- Sekhar, A.*, Rumfeldt, J.A., Broom, H.R., Doyle, C.M., Bouvignies, G., Meiering, E.M.*, and Kay, L.E.* Thermal fluctuations of immature SOD1 lead to separate folding and misfolding pathways. eLife 4, e07296/33pgs (2015) (pdf).
- Vassall, K.A., Stubbs, H.R., Primmer, H.A., Tong, M.S., Sullivan, S.M., Sobering, R., Srinivasan, S., Briere, L.A.K., Dunn, S.D., Colon, W., and Meiering, E.M.* Decreased stability and increased formation of soluble aggregates by immature superoxide dismutase do not account for disease severity in ALS. Proceedings of the National Academy of Sciences USA 108, 2210-2215 (2011) (pdf).
Please see the Protein Folding Laboratory website for further information on the Meiering group’s research and publications.
Awards and Distinctions
- Proteins Gordon Research Conference, Elected Vice Chair and Chair, 2017, 2019
- Outstanding Performance Award in Teaching and Scholarship, Faculty of Science, 2016
- Keynote Lecture in Symposium on Biophysical Chemistry, Canadian Society for Chemistry, 2014
- University Research Chair, University of Waterloo, 2005-2012
- Outstanding Performance Award in Teaching and Scholarship, Faculty of Science, 2012
- Award of Excellence in Graduate Supervision (Nominated), University of Waterloo, 2010
- Outstanding Performance Award in Teaching and Scholarship, Faculty of Science, 2009
- John Charles Polanyi Prize for Outstanding Research in Chemistry, 1995
- Jane Coffin Child Memorial Fund for Medical Research Postdoctoral Fellowship, 1992-1995
- Damon Runyan Walter Winchell Postdoctoral Fellowship (declined), 1992
- NSERC 1967 Graduate Research Scholarship, 1988-1992
- United Kingdom Overseas Research Studentship, 1988-1991
University of Waterloo Affiliations
Professional Associations and Service
- Protein Engineering Design and Selection, Editorial Board Member, 2005-present
- Associate Dean Graduate Studies, 2011-2013
- FAUW Representative on Amalgamated Daycare Board of Directors, 2010-2014
- CIHR BMA Peer Review Committee Member, 2010-2014
- Materials and Nanoscience Program Development Committee, 2010-2011
- NIH/NINDS Grant Reviewer, 2010
- UW Senate Long Range Planning, 2009-2010
- Working Group on Faculty Annual Performance Evaluation, 2008
- UW Senate Executive, 2007-2009
- UW Senator for Faculty of Science, 2006-2010
- ALS Society of Canada Scientific Advisory Committee and Research Policy Committee, 2005-2009
- Member, The Protein Society
The following news stories have featured Professor Meiering's research:
November 24, 2015: New insights into protein structure could change the future of biomedicine
August 20, 2014: Chemist Elizabeth Meiering takes on the ALS ice bucket challenge
- Spring 2010: What’s New with SOD1. The Northern Neuron.
- Fall 2007: Solving the Misfolded Protein Mystery.
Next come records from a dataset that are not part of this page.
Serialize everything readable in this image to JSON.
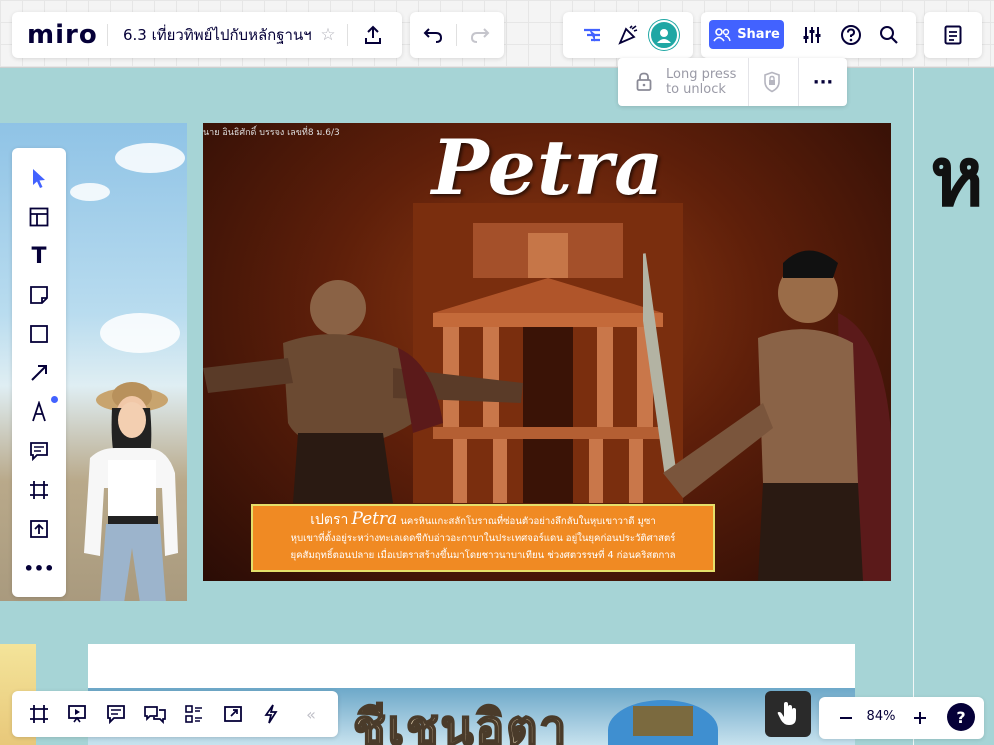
{
  "app": {
    "logo": "miro"
  },
  "board": {
    "title": "6.3 เที่ยวทิพย์ไปกับหลักฐานฯ"
  },
  "header": {
    "share_label": "Share",
    "zoom_level": "84%"
  },
  "lock_popup": {
    "line1": "Long press",
    "line2": "to unlock"
  },
  "canvas": {
    "petra_author": "นาย อินธิศักดิ์ บรรจง เลขที่8 ม.6/3",
    "petra_title": "Petra",
    "petra_caption_lead": "เปตรา",
    "petra_caption_word": "Petra",
    "petra_caption_rest": "นครหินแกะสลักโบราณที่ซ่อนตัวอย่างลึกลับในหุบเขาวาดี มูซา",
    "petra_caption_line2": "หุบเขาที่ตั้งอยู่ระหว่างทะเลเดดซีกับอ่าวอะกาบาในประเทศจอร์แดน อยู่ในยุคก่อนประวัติศาสตร์",
    "petra_caption_line3": "ยุคสัมฤทธิ์ตอนปลาย เมื่อเปตราสร้างขึ้นมาโดยชาวนาบาเทียน ช่วงศตวรรษที่ 4 ก่อนคริสตกาล",
    "right_char": "ห",
    "bottom_title": "ชีเชนอิตา"
  },
  "icons": {
    "star": "star-icon",
    "upload": "upload-icon",
    "undo": "undo-icon",
    "redo": "redo-icon",
    "reactions": "reactions-icon",
    "celebrate": "celebrate-icon",
    "settings": "sliders-icon",
    "help": "help-icon",
    "search": "search-icon",
    "notes": "notes-icon"
  },
  "colors": {
    "accent": "#4262ff",
    "canvas": "#a6d4d6",
    "caption": "#f08a23"
  }
}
The Northern Neuron.
1992-1996 Postdoctoral Research Fellow in Biological Chemistry and Molecular Pharmacology, Harvard Medical School, Boston, USA
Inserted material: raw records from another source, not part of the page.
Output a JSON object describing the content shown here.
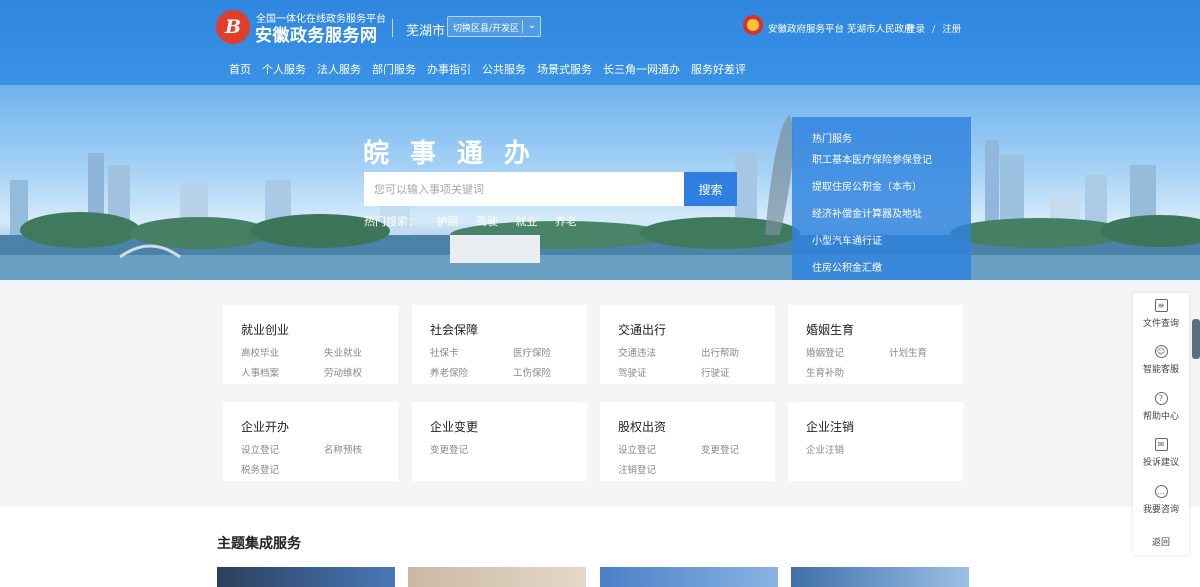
{
  "header": {
    "logo_mark": "B",
    "logo_subtitle": "全国一体化在线政务服务平台",
    "logo_title": "安徽政务服务网",
    "city": "芜湖市",
    "city_select": "切换区县/开发区",
    "gov_text": "安徽政府服务平台  芜湖市人民政府",
    "login": "登录",
    "register": "注册"
  },
  "nav": [
    "首页",
    "个人服务",
    "法人服务",
    "部门服务",
    "办事指引",
    "公共服务",
    "场景式服务",
    "长三角一网通办",
    "服务好差评"
  ],
  "banner": {
    "slogan": "皖事通办",
    "search_placeholder": "您可以输入事项关键词",
    "search_button": "搜索",
    "hot_label": "热门搜索：",
    "hot_words": [
      "护照",
      "驾驶",
      "就业",
      "养老"
    ]
  },
  "hot_panel": {
    "title": "热门服务",
    "items": [
      "职工基本医疗保险参保登记",
      "提取住房公积金（本市）",
      "经济补偿金计算器及地址",
      "小型汽车通行证",
      "住房公积金汇缴"
    ]
  },
  "cards": [
    {
      "title": "就业创业",
      "links": [
        "高校毕业",
        "失业就业",
        "人事档案",
        "劳动维权"
      ]
    },
    {
      "title": "社会保障",
      "links": [
        "社保卡",
        "医疗保险",
        "养老保险",
        "工伤保险"
      ]
    },
    {
      "title": "交通出行",
      "links": [
        "交通违法",
        "出行帮助",
        "驾驶证",
        "行驶证"
      ]
    },
    {
      "title": "婚姻生育",
      "links": [
        "婚姻登记",
        "计划生育",
        "生育补助"
      ]
    },
    {
      "title": "企业开办",
      "links": [
        "设立登记",
        "名称预核",
        "税务登记"
      ]
    },
    {
      "title": "企业变更",
      "links": [
        "变更登记"
      ]
    },
    {
      "title": "股权出资",
      "links": [
        "设立登记",
        "变更登记",
        "注销登记"
      ]
    },
    {
      "title": "企业注销",
      "links": [
        "企业注销"
      ]
    }
  ],
  "theme": {
    "title": "主题集成服务"
  },
  "sidebar": [
    {
      "label": "文件查询",
      "icon": "document-icon"
    },
    {
      "label": "智能客服",
      "icon": "robot-icon"
    },
    {
      "label": "帮助中心",
      "icon": "question-icon"
    },
    {
      "label": "投诉建议",
      "icon": "mail-icon"
    },
    {
      "label": "我要咨询",
      "icon": "chat-icon"
    },
    {
      "label": "返回",
      "icon": "top-icon"
    }
  ]
}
1992 PhD in Biological Chemistry, University of Cambridge, England
1988 BSc in Honours Chemistry, Physics Option, University of Waterloo, Canada